WORK REQUEST: Identify each line below that contains the word "JSON", and copy it out.

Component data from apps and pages
•••••
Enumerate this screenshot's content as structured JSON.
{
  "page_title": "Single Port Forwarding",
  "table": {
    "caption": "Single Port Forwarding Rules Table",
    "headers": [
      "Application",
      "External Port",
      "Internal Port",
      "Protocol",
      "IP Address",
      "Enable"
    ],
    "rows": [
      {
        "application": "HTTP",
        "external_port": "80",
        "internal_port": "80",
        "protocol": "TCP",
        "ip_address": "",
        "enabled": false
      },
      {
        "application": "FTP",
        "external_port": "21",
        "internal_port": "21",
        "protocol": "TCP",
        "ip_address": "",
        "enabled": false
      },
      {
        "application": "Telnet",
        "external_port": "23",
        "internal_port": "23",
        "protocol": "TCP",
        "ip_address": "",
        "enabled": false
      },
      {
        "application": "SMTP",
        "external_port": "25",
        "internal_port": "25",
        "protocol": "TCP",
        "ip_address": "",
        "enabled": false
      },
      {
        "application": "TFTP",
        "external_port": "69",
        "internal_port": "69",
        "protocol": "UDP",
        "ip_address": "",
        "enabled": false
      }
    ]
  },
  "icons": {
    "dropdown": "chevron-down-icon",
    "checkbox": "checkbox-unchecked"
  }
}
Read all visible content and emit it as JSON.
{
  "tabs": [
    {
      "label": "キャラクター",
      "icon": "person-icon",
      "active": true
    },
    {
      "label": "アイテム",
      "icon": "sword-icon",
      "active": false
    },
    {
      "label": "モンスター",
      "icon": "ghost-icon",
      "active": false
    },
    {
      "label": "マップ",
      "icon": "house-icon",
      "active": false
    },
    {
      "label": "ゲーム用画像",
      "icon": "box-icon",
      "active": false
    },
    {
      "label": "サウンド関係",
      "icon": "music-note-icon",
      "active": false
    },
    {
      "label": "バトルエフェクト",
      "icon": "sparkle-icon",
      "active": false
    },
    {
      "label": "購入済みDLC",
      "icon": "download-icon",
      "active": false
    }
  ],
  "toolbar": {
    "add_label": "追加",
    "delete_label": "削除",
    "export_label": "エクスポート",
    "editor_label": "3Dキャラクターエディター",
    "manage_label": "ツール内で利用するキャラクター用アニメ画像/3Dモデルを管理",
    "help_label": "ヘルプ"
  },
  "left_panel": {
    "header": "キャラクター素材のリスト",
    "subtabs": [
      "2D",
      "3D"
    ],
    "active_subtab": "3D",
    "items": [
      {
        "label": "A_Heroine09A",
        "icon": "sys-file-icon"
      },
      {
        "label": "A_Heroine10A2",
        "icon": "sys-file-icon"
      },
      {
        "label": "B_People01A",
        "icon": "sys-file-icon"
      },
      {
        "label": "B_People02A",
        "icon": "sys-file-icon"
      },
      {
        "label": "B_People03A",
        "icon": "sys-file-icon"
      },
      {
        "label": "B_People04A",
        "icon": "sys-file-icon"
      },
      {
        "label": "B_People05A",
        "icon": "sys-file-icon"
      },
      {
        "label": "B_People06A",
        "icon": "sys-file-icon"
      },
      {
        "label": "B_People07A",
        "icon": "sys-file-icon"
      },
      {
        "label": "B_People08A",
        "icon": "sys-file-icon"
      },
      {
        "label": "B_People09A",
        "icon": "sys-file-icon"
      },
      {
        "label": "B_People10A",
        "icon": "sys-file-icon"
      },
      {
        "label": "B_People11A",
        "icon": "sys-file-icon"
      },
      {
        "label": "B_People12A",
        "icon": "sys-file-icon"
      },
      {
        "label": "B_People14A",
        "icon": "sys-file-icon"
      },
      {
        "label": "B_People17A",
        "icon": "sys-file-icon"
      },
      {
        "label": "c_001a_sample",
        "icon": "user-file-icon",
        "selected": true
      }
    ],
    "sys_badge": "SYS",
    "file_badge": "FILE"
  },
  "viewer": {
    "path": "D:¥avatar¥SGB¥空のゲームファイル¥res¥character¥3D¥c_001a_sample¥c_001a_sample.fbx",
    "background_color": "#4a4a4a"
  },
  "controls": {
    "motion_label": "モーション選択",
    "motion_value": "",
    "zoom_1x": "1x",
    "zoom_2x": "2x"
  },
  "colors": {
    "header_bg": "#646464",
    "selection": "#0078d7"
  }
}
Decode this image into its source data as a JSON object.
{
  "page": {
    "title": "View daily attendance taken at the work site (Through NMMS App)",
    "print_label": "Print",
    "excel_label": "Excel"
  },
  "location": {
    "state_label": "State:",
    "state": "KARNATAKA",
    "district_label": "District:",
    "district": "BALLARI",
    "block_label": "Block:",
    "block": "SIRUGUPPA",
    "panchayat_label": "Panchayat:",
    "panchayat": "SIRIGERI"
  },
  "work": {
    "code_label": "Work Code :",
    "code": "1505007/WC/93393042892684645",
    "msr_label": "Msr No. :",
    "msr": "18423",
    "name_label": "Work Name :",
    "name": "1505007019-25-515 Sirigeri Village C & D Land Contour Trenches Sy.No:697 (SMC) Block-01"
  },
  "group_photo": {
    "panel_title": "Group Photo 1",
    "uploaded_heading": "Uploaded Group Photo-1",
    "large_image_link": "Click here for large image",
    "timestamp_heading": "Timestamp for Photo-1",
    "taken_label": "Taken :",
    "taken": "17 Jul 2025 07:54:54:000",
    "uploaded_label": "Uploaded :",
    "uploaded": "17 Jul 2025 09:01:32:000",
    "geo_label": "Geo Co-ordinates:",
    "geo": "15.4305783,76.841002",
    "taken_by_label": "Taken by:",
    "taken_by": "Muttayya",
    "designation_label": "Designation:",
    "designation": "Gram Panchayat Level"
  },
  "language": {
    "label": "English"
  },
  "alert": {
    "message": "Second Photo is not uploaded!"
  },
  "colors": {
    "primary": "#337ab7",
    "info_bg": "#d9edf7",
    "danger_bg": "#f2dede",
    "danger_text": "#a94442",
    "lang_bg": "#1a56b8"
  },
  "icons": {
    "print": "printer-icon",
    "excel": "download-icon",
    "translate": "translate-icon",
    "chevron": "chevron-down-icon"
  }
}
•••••
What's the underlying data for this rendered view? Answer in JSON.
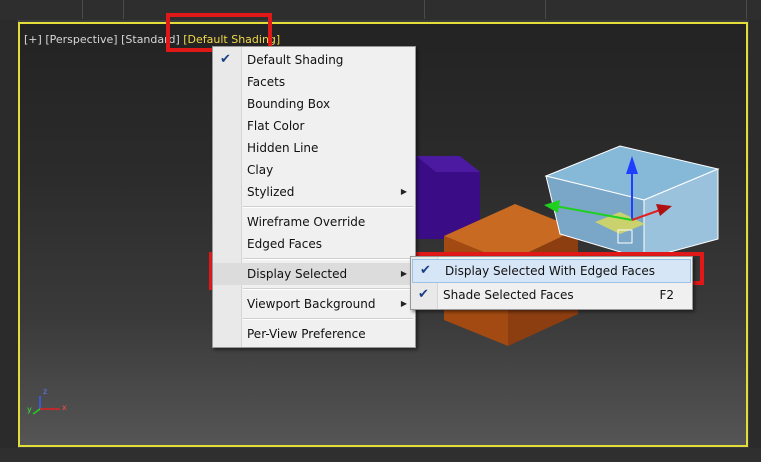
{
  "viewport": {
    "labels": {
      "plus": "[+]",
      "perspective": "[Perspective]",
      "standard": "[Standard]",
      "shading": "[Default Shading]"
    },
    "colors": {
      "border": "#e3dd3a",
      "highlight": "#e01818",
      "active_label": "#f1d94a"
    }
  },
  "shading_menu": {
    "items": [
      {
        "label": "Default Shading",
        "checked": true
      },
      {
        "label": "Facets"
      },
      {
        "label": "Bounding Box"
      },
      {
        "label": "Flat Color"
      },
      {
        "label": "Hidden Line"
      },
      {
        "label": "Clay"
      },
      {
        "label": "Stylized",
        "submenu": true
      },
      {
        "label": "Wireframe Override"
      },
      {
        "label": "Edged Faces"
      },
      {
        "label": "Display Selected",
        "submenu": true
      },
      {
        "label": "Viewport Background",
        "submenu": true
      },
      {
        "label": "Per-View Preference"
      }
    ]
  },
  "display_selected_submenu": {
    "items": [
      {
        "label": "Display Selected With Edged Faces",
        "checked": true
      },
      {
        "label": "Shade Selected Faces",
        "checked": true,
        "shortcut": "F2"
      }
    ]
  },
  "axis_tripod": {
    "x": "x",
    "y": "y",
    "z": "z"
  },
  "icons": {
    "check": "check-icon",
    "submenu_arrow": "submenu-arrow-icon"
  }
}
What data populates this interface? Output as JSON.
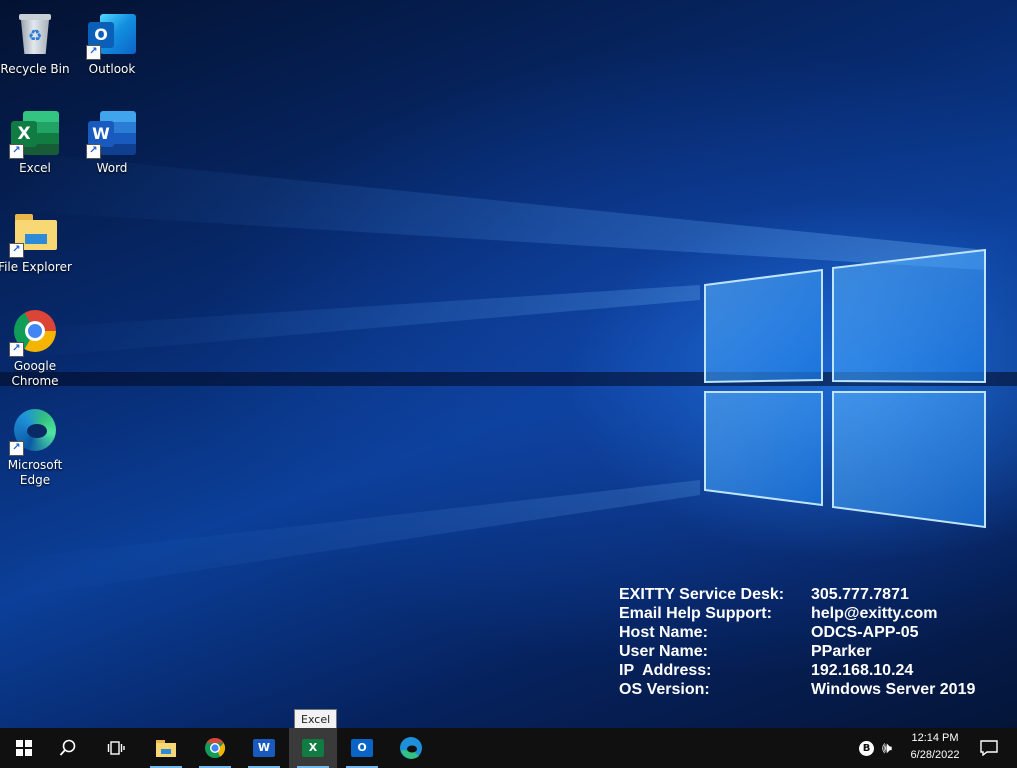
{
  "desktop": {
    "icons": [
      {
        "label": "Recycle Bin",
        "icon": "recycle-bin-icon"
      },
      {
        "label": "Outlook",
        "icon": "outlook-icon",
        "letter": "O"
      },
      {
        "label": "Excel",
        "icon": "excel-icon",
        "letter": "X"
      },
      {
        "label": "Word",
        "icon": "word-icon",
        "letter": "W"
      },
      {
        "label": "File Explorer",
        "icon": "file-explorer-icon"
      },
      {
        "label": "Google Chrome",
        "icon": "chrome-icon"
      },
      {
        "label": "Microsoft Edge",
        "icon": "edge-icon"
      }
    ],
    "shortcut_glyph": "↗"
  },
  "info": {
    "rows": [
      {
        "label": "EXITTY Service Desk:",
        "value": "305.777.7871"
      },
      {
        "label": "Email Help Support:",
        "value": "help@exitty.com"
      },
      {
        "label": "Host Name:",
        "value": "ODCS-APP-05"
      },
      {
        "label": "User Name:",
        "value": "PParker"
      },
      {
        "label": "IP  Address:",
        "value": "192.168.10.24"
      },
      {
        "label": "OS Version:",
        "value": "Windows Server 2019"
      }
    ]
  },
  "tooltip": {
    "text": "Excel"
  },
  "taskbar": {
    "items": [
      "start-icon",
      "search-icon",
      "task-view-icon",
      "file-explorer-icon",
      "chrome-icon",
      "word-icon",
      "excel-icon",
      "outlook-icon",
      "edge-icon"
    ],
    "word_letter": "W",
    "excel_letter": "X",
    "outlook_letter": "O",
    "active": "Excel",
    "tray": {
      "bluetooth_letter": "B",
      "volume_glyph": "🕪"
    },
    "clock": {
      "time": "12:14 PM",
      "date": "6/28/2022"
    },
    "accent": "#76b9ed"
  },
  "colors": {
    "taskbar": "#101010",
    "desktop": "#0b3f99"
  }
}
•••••
EXERCISE OUTPUT:
Enumerate this screenshot's content as structured JSON.
Read all visible content and emit it as JSON.
Decode this image into its source data as a JSON object.
What's the underlying data for this rendered view? Answer in JSON.
What data populates this interface? Output as JSON.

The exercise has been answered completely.